8:00 PM, 19th August, 2005
Woody Allen films divide audiences in a unique way. There are those who will not go to see them (sometimes because of a lingering distaste after the controversies of Allen's private life in the nineties). There are those who wish he could return to his glory days of Annie Hall and Manhattan.
And then there are the fans, like me, who are just grateful for a new Woody film (even if it isn't particularly original).
Melinda and Melinda is a quality film. Its basic structure is an examination of the aspects which make a story comical or tragic. The tale revolves around Melinda (ably played by "our" Rahda Mitchell), and it plays out, Sliding Doors style, as parallel stories with similar features. The supporting players are fine too, particularly Chloe Sevigny and Will Ferrell (giving the familiar "Woody performance" this time around).
Given that Woody's most recent movies have not screened in cinemas (Hollywood Ending went straight to DVD, and Anything Else is nowhere to be seen!), it's a pleasure to see his work back on the big screen. Unless you are one of the two types of people mentioned in the first paragraph, you should get a lot out of seeing Melinda and Melinda.
10:00 PM, 19th August, 2005
OK, I'll admit it: I went to see this film because Cole Porter musicals have a special place in my heart. When I go and watch it again at Film Group, you can point and laugh, if you like, but I'll still be sitting there grinning, because this film is like lots of Cole Porter musicals at once, with the added bonus of all the details of Porter's life that the Cary Grant biopic ignored. Like the fact that Porter fancied blokes, and married a woman who accepted that - up to a point. Seeing what that point was, and how their relationship could have been other than relentless emotional hell (and it was clearly much warmer and more nuanced than that), is an excellent reason to watch De-Lovely.

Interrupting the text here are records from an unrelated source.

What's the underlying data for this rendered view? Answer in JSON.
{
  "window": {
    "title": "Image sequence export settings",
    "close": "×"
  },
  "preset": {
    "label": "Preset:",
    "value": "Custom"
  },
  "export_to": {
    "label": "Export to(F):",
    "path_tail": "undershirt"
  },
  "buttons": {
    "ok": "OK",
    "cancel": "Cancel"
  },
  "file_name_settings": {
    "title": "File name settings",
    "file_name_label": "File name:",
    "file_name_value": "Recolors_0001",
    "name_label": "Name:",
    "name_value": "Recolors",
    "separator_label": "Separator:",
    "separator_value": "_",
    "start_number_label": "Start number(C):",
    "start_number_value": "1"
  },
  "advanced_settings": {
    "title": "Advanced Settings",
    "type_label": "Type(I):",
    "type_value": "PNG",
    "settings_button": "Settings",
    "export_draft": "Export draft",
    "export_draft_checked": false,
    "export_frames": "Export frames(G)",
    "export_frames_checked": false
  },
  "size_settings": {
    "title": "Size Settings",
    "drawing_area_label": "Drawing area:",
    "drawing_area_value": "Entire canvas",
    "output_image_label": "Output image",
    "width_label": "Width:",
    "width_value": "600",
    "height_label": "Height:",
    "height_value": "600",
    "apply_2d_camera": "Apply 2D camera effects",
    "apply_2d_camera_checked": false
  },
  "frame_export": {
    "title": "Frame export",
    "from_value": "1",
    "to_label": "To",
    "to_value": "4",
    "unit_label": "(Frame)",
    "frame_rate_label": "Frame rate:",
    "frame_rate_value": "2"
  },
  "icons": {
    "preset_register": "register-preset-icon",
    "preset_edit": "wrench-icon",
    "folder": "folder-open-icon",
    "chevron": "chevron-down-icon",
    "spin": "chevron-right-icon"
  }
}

Hooked yet? What if I add that lots of classic Porter songs are performed by the likes of Elvis Costello, Alanis Morissette, Sheryl Crow, Natalie Cole, Robbie Williams, and Diana Krall? And there's a very clever framing device, and Kevin Kline is fantastic as Porter: charming and distant and extravagant. He even plays the piano.